ALL of these insults result in the formation of Amyloid as a protective measure. The final common pathway is then what we call "Alzheimer's disease".
The brain, it seems, has a finite number of responses to an infinite number of insults.
How to give yourself Alzheimer's.
In order to see the path forward to wellness, it is helpful to see the path backward to illness. This is the whole study of pathology. And it's why Dr. Bredesen includes a chapter called "How to Give Yourself Alzheimer's".
In a nutshell, here’s how to give yourself Alzheimer's according to Bredesen:
- Live with undiagnosed/untreated sleep apnea, or just stay up late every night and burn the candle at both ends.
- Eat foods with added sugar every day
- Eat trans fat or partially hydrogenated vegetable oils
- Suppress stomach acid and impair your uptake of key brain nutrients like zinc, magnesium, and vitamin B12.
- Remain ignorant of your ApoE gene status because you've been told there's nothing you can do about it.
- Have lots of stress with NO stress-management strategy.
- Eat lots of gut disruptors like lectins, gluten, NSAIDs, Tylenol, antibiotics, pesticides, herbicides, processed foods, etc.
- Ignore the moldy smell in your home, car, or workplace.
- Ignore stealth microbes, like P. gingivalis in your gums or Lyme disease in your body, that stir up chronic inflammation and burn your neural house down.
- Consume lots of mercury-rich fish like Tuna, Swordfish, Shark, and Orange Roughy.
- Deplete your nutritional status, hormones, and trophic factors with the Standard American Diet (SAD) or the Standard American Stress Response ("always on").
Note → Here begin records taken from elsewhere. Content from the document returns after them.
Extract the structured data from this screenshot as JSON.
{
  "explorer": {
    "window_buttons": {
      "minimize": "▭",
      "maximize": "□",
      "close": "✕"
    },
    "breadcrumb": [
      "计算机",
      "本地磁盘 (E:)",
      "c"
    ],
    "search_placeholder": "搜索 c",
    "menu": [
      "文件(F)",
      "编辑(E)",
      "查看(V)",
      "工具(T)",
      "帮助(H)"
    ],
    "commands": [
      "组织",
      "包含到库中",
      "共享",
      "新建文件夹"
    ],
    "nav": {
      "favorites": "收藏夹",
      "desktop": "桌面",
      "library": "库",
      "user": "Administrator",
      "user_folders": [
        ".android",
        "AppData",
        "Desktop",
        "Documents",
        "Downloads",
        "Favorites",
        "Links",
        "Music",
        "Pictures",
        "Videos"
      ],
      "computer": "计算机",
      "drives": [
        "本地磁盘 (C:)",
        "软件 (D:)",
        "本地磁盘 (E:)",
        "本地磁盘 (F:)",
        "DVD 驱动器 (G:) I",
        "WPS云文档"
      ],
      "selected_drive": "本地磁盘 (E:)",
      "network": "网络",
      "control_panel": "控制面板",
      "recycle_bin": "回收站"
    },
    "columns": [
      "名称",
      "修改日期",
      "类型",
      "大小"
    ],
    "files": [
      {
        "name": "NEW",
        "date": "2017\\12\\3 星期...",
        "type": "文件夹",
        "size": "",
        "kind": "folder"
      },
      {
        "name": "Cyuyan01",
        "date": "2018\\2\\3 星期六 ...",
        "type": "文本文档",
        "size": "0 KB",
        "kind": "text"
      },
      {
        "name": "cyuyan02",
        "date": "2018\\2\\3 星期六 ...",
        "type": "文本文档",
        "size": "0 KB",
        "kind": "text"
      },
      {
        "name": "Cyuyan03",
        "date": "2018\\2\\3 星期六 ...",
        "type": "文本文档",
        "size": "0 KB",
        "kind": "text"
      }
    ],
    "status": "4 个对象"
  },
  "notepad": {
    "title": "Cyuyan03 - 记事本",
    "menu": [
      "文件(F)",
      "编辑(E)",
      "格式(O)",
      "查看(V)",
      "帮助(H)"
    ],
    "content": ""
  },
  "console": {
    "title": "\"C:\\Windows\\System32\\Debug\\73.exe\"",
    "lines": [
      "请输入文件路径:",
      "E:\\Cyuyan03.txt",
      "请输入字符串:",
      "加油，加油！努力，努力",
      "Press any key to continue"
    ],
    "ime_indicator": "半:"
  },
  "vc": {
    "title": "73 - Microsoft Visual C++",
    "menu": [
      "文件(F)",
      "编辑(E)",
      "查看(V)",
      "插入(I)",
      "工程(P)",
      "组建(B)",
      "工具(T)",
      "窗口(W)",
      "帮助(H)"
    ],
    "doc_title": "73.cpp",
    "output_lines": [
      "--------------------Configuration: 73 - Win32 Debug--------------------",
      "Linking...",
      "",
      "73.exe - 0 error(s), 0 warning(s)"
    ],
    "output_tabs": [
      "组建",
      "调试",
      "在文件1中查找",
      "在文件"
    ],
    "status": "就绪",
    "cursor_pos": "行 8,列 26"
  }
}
- Fail to give yourself enough metabolic rest each day for cellular repair by not fasting 12-16 hours between dinner and breakfast.
- Settle for vitamin D levels that are nearly 2 standard deviations below optimal because they are "within normal limits". Ditto for dozens of other lab parameters.
- Don't move. Settle for sitting as the new smoking.
- Pressurize all your relationships with expectations until you don't enjoy them anymore.
- Pressurize your life with expectations until you don't enjoy it anymore.
Obviously there's not a one-to-one relationship between any of these bullet points and Alzheimer's disease. It's a stack effect. But it's an eerily familiar stack. It's the stack of modern life.
ReCODE is nothing more or less than the reversal of this stack. The anti-stack, if you will. The good stack. The stack that asks, "What if I did the opposite?"
As a research scientist, if you would have told me 15 years ago that I would be telling people to change their diet [and lifestyle] instead of telling them to take a new drug we developed, I would have laughed…but I can’t ignore the data. —Dale Bredesen, MD.
As a nutritional therapist, I am particularly interested in Dr. Bredesen’s basic dietary recommendations:
- Eat mostly vegetables and healthy fats.
- Eat only modest amounts of protein (or “condimeats”).
- Combine items 1 & 2 with circadian rhythm fasting (intermittent fasting).
How's that for simple? It's an approach that is gratifyingly similar to my own strategy for healing...My Fabulous 5:
Bringing it all home.
I once looked into this abyss. And once was enough.
My own brush with cognitive decline in the wake of Lyme disease and mold toxicity was terrifying. I found myself not wanting live anymore at one point, it was so bad. So I can imagine all too well the pain of Alzheimer's, not just the pain of the victim as he or she descends into fitful oblivion, but the pain of the onlookers, the pain of the loved ones—the pain of the long goodbye.
But now there is hope:
With what we know now, we can make Alzheimer’s disease a rare disease. —Dale Bredesen, MD
This is very big news, very big buckshot—or very big BS—depending on your cognitive bias.
Could this really be the end of Alzheimer's, the end of the long goodbye? Now is your chance to find out for yourself.
Check it out:
- Book: The End of Alzheimer’s
- Interview: Predicting the End of Alzheimer's
- Peer-Reviewed Research: Comprehensive list on PubMed
- Bredesen's Website: Apollo Health
Special thanks to reader J. Wilson, MD for putting this book on my radar.
Photo by Lotte Meijer on Unsplash